Although the current Schloss Leizen is only about 130 years old, we know that some of the trees in the nearest part of our forest are nearly 300 years old and form part of a previously landscaped area of the original manor house. Also many different species of tree are planted here, not just those that you might expect to find in the local area, it’s certainly a lovely spot to sit and look back at Schloss Leizen.
Germany For Kids is in the Mecklenburburg Lake District (Meclkenburgische Seenplatte) a unique natural environment in Europe with it’s hundreds of lakes and endless ancient forests.
The Müritz National Park is nearby and famous as a safe haven for rare birds, animals and plants. The Park is home to 859 species of beetle! 673 types of butterfly, 593 different mushrooms and 214 bird species. The type of habitat in the park, lakes, marshland, reedbeds and forest extends beyond it’s borders and into the surrounding region.

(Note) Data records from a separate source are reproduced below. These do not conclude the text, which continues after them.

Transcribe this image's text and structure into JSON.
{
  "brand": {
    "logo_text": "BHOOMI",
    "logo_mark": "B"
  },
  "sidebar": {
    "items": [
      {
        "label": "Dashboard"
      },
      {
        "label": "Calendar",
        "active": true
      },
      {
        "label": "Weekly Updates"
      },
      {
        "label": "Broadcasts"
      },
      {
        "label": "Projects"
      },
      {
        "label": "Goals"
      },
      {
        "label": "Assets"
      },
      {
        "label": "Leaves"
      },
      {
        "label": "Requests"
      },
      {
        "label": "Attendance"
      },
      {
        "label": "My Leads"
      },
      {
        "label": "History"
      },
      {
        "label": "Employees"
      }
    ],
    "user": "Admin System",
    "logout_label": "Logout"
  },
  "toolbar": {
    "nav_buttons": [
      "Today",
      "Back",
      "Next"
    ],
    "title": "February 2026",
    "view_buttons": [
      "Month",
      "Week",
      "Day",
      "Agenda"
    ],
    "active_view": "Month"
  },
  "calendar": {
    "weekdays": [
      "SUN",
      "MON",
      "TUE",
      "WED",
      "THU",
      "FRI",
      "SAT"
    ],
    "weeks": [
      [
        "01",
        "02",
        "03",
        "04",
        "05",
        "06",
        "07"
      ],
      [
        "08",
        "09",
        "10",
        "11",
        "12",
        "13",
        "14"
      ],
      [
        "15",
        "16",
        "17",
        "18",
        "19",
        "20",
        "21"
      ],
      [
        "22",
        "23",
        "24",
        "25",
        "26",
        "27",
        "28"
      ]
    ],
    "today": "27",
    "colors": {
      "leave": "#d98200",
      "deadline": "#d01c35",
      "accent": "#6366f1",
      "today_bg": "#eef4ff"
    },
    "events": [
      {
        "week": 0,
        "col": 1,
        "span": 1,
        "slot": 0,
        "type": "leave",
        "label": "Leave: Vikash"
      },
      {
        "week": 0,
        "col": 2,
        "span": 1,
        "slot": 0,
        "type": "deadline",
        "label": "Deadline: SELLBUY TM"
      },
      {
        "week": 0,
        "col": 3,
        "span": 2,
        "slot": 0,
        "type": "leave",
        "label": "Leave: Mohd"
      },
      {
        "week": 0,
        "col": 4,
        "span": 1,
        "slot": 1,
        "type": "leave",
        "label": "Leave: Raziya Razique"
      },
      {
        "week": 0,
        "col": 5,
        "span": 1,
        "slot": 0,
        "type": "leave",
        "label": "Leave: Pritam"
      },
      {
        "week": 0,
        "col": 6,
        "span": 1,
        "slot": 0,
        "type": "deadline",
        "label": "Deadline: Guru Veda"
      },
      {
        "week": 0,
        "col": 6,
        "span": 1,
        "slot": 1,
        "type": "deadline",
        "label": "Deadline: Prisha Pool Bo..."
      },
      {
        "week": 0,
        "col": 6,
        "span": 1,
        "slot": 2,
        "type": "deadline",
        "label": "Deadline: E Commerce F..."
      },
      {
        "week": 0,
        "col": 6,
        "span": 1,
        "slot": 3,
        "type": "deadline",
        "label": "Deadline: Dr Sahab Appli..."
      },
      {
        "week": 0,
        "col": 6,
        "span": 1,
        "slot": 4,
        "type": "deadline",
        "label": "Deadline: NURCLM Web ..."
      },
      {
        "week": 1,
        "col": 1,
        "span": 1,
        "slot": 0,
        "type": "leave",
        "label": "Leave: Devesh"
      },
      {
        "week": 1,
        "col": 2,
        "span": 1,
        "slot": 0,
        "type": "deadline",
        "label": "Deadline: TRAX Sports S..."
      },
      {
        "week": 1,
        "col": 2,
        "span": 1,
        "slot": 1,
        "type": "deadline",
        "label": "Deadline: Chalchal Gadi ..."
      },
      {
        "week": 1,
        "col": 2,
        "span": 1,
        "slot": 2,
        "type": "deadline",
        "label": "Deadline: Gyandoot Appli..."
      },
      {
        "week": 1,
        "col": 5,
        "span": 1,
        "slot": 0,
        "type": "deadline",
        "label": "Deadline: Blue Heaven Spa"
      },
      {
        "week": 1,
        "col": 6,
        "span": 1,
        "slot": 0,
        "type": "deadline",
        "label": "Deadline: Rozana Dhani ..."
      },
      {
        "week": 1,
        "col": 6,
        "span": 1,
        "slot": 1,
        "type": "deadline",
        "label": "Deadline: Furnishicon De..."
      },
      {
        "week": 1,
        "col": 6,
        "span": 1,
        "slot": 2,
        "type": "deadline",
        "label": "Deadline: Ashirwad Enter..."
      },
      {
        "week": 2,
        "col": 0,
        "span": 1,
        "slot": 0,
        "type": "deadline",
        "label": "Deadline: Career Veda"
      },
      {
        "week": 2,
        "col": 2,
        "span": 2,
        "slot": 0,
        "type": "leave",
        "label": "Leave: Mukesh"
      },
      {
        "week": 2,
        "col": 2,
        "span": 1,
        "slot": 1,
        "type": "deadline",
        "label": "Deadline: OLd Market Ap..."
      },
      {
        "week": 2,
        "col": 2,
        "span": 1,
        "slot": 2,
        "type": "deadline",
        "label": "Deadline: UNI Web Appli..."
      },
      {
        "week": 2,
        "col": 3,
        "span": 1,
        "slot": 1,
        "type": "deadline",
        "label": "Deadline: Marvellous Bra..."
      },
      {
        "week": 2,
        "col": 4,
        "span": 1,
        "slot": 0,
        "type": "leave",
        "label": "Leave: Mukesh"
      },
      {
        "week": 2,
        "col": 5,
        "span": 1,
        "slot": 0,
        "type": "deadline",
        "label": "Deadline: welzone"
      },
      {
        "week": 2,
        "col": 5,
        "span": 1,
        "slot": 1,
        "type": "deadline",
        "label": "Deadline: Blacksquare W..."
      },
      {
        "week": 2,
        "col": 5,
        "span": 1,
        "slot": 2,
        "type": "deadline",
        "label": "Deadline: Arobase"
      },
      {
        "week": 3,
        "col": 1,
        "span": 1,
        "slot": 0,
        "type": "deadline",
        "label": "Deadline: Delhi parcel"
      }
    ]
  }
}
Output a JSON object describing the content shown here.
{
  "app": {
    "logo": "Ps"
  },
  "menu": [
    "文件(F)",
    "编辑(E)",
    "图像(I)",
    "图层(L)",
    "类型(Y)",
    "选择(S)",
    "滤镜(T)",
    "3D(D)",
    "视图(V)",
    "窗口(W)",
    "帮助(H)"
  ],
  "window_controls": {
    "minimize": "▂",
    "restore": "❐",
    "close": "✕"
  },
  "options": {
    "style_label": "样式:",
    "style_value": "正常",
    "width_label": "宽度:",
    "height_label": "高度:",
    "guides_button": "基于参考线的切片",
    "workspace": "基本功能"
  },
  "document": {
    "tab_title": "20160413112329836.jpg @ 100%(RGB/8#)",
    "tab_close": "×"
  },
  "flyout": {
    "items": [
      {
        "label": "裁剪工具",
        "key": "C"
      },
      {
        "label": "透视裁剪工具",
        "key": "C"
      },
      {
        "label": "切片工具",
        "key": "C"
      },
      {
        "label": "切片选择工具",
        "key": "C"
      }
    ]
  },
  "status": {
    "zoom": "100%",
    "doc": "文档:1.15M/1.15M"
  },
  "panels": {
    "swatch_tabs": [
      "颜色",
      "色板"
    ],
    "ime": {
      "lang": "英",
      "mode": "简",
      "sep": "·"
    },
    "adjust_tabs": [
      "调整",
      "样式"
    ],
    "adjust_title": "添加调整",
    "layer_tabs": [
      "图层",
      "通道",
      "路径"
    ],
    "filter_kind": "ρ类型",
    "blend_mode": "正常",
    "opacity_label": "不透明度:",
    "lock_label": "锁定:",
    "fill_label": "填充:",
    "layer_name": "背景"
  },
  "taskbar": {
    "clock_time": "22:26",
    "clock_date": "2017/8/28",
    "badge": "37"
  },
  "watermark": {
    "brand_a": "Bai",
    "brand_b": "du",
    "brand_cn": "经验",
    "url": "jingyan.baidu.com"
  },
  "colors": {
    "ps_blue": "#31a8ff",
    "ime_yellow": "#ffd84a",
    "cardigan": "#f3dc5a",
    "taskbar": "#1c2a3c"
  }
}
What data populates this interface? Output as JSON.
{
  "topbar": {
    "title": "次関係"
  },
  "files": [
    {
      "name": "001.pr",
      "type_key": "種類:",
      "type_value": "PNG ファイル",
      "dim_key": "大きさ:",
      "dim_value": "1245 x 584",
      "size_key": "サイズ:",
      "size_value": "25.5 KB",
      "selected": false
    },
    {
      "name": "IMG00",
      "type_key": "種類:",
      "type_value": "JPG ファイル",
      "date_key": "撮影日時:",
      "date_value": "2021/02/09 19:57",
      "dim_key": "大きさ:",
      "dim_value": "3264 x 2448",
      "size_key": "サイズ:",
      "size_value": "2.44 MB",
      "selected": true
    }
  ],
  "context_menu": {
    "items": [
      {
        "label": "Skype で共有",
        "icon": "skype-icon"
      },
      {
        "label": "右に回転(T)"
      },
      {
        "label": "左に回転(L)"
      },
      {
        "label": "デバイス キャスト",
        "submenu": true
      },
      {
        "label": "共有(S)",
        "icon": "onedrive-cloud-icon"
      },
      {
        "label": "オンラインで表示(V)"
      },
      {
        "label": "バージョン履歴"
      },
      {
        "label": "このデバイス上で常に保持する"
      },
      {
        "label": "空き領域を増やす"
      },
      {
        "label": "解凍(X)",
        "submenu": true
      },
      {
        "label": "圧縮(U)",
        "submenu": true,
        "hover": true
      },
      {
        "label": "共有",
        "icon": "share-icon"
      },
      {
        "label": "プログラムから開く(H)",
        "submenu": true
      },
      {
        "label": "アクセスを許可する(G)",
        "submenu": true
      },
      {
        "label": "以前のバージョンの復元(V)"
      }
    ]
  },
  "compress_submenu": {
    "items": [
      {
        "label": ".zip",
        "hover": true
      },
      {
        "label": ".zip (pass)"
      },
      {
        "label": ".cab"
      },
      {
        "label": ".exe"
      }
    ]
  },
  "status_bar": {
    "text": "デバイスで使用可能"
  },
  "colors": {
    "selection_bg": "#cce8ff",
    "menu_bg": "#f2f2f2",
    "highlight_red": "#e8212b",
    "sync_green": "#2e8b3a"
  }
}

Here at Germany For Kids we are very lucky to own a piece of this unique natural habitat. Though we have not counted the number of beetles, butterflies, fungi or birds yet, the natural part of our forest is a small area of the larger regional natural environment and we can see here many of the species unique to the area: White Tailed Eagles, Storks, thousands of Cranes, Osprey, Red and Black Kites, Black Woodpecker, Red and Roe deer, Raccoons, badgers, foxes, rare frogs and amphibians can all be seen in and around our little wilderness. Naturally we treat this wild part of our land with care and work with local environment agencies to ensure it remains an important habitat.
We feel very lucky to have these two types of forest in our grounds, in the landscaped area a running track / walking path is under construction and in the wilder areas we introduce our guests to this amazing environment through activities such as our Nature Treasure Hunt, children use modern technology to trace routes with GPS, identify and record plants and animals using tablets and digital photography then create reports, movies and presentations. It also gives us an opportunity to teach respect for nature and the importance of leaving the forest as you found it and creating as little disturbance as possible.
Take a look at some images of our forest taken by our young guests in the gallery below.